In how many lines of the records does the string "command" appear? State only the number.

Available data:

────

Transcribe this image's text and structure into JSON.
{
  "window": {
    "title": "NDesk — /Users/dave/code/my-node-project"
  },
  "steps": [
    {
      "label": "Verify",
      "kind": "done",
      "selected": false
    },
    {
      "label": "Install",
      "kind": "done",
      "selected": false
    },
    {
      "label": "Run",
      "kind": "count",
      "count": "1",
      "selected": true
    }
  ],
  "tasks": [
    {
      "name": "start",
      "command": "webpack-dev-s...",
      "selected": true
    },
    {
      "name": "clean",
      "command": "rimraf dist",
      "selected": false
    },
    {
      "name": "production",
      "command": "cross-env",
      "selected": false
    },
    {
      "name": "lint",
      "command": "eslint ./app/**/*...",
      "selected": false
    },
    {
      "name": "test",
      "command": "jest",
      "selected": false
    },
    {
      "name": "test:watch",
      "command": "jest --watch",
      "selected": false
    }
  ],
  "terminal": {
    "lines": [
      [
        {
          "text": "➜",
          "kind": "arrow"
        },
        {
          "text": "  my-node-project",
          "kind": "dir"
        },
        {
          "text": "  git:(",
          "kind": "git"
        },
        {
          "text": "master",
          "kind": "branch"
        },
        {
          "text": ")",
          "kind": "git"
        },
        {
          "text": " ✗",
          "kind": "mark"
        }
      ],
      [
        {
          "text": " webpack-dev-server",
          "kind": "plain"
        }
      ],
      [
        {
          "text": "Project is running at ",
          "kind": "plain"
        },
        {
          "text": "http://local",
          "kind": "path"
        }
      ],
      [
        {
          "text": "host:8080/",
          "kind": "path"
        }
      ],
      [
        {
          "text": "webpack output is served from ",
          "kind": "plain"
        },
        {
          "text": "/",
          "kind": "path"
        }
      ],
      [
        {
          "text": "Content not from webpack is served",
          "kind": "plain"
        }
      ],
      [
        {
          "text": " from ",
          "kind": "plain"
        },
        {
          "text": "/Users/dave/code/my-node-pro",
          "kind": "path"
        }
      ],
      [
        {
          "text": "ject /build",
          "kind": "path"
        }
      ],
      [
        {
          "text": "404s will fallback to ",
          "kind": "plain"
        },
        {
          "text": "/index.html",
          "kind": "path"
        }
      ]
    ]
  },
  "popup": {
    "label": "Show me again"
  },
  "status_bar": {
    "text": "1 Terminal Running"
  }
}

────

Answer area: 6